Sierra Wave Media

Eastern Sierra News for June 13, 2024

 

 

 

 

After finding out why so many  local  residents, visitors, local businesses, government offices, and others lost their mobile phone and Internet outage on, first, Tuesday, August 25th (See UPDATE Aug. 27, 2020: Explanation August 25the Outage…), only for it to happen again a second time, two days later, Sierra Wave went looking for the cause for  the second outage on Thursday, August 27.

Why is it important? You deserve to know why your phone and Internet service is not working. Paying for mobile phone and Internet services is not cheap. Even most landline phones are now VOIP (Voice Over Internet Protocol), so if the  Internet goes out, so do they.

Outages hurt businesses. Some businesses have to close unless they can do cash-transactions or are willing to accept bank checks. You cannot use an ATM as it is linked to the Internet. As important, many people rely on their computers to work and need to be online to do so. Several people told Sierra Wave that they had to leave work and go home, where in many instances, they could not use their phones or Internet because service was out there as well.

This biggest concern of a cell service and Internet outage has to do with emergency response services. Emergency 9-1-1 calls cannot get through to dispatchers for  help, whether it’s the police services, the fire department or an ambulance. The delay in receiving help may  literally boil down to life or death in some situations.

The first outage on Tuesday last week was caused by Caltrans crew digging a hole for some posts down in Inyokern, where they inadvertently severed a fiber-optic line. The incident of Thursday turned out to be very similar, except that this time it was a municipal crew in Ridgecrest, digging a ditch, who severed Frontier Communications’ fiber-optic line.

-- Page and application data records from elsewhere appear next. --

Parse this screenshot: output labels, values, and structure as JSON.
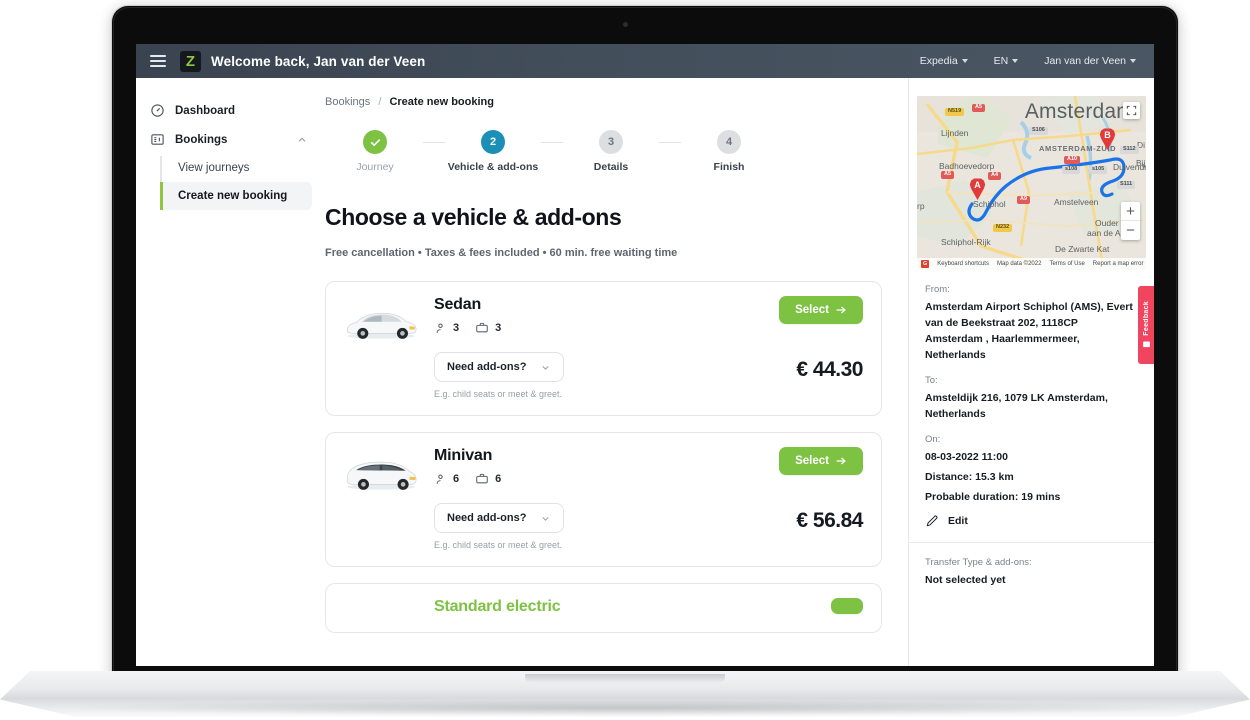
{
  "topbar": {
    "menu_icon": "hamburger-icon",
    "logo_letter": "Z",
    "welcome": "Welcome back, Jan van der Veen",
    "right_items": [
      {
        "label": "Expedia"
      },
      {
        "label": "EN"
      },
      {
        "label": "Jan van der Veen"
      }
    ]
  },
  "sidebar": {
    "items": [
      {
        "label": "Dashboard",
        "icon": "speedometer-icon"
      },
      {
        "label": "Bookings",
        "icon": "bookings-icon"
      }
    ],
    "sub_items": [
      {
        "label": "View journeys",
        "active": false
      },
      {
        "label": "Create new booking",
        "active": true
      }
    ]
  },
  "breadcrumb": {
    "parent": "Bookings",
    "separator": "/",
    "current": "Create new booking"
  },
  "stepper": {
    "steps": [
      {
        "num": "✓",
        "label": "Journey",
        "state": "done"
      },
      {
        "num": "2",
        "label": "Vehicle & add-ons",
        "state": "current"
      },
      {
        "num": "3",
        "label": "Details",
        "state": "todo"
      },
      {
        "num": "4",
        "label": "Finish",
        "state": "todo"
      }
    ]
  },
  "main": {
    "title": "Choose a vehicle & add-ons",
    "subtitle": "Free cancellation • Taxes & fees included • 60 min. free waiting time",
    "vehicles": [
      {
        "name": "Sedan",
        "passengers": "3",
        "luggage": "3",
        "addons_label": "Need add-ons?",
        "addons_hint": "E.g. child seats or meet & greet.",
        "select_label": "Select",
        "price": "€ 44.30",
        "image": "sedan-car-image"
      },
      {
        "name": "Minivan",
        "passengers": "6",
        "luggage": "6",
        "addons_label": "Need add-ons?",
        "addons_hint": "E.g. child seats or meet & greet.",
        "select_label": "Select",
        "price": "€ 56.84",
        "image": "minivan-car-image"
      },
      {
        "name": "Standard electric",
        "passengers": "",
        "luggage": "",
        "addons_label": "",
        "addons_hint": "",
        "select_label": "",
        "price": "",
        "image": "electric-car-image"
      }
    ]
  },
  "rightpanel": {
    "map": {
      "city_label": "Amsterdam",
      "marker_a": "A",
      "marker_b": "B",
      "places": [
        "Lijnden",
        "Badhoevedorp",
        "Schiphol",
        "Schiphol-Rijk",
        "AMSTERDAM-ZUID",
        "Amstelveen",
        "Duivendrecht",
        "Ouder aan de A",
        "De Zwarte Kat",
        "Bij",
        "rp",
        "Di"
      ],
      "road_shields": [
        "N519",
        "A5",
        "A5",
        "A9",
        "S106",
        "s108",
        "s105",
        "S112",
        "S111",
        "N232"
      ],
      "zoom_in": "+",
      "zoom_out": "−",
      "attribution": [
        "Keyboard shortcuts",
        "Map data ©2022",
        "Terms of Use",
        "Report a map error"
      ],
      "google_badge": "G"
    },
    "from_label": "From:",
    "from_value": "Amsterdam Airport Schiphol (AMS), Evert van de Beekstraat 202, 1118CP Amsterdam , Haarlemmermeer, Netherlands",
    "to_label": "To:",
    "to_value": "Amsteldijk 216, 1079 LK Amsterdam, Netherlands",
    "on_label": "On:",
    "on_value_datetime": "08-03-2022 11:00",
    "on_value_distance": "Distance: 15.3 km",
    "on_value_duration": "Probable duration: 19 mins",
    "edit_label": "Edit",
    "transfer_label": "Transfer Type & add-ons:",
    "transfer_value": "Not selected yet"
  },
  "feedback": {
    "label": "Feedback"
  },
  "colors": {
    "accent_green": "#7dc242",
    "step_current_blue": "#1b8fb5",
    "header_dark": "#434e5b",
    "feedback_red": "#f0455e"
  }
}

Following is a message from Javier Mendoza, Vice President, Corporate Communications and External Affairs with Frontier Communications Corporation:

This was another contractor that damaged a fiber optic cable. Here are details. Will appreciate you including the Call 811 reminder to any party that is conducting excavation activity near buried lines. Thank you.

  • Thursday, August 27, Frontier Communication s crews responded to reports of a service disruption in the Ridgecrest area and discovered that a third-party contractor working on a municipal project —not affiliated with Frontier— cut a Frontier fiber-optic cable southeast of Ridgecrest. The damage was extensive and disrupted of service for Frontier customers in Ridgecrest, Bishop, Bridgeport and other surrounding areas. The disruption also affected 911 services and the wireless carriers served by our network.  Frontier crews responded, worked diligently to repair the damage and restored service by 10 p.m.
  • We thank our customers and the communities we serve for their patience as our team worked to restore service.
  • Frontier reminds contractors, residents and business owners that by law, they must call ‪811 and have underground line locations marked before they dig in the yard or at construction sites. Calling 811 or Underground Service Alert will help avoid damage to unseen lines while digging and prevent such service interruptions.

Sierra Wave thanks Mr. Mendoza. He has been very cooperative in investigating and then answering our questions about these outages.

Were communities and local officials sold “a bill of goods?”

 

The outages do raise some questions about the Digital 395 Project, that was sold as something that would prevent what happened last Tuesday and Thursday. There is supposed to be a redundancy built into the system so that when the fiber-optic cable is damaged, it can be rerouted without loss of service. That clearly is not happening and our local officials should be looking into why this is happening and what can be done about it.

Another concern is, why can’t the service providers at minimum alert local news media, especially radio stations, so that news of the outage can be reported? We are already dealing with a pandemic, wildfires, poor air quality, businesses shut down, and coping with a lot  of stress as a result. Our communities should not have to be worrying about mobile and Internet services going out as well.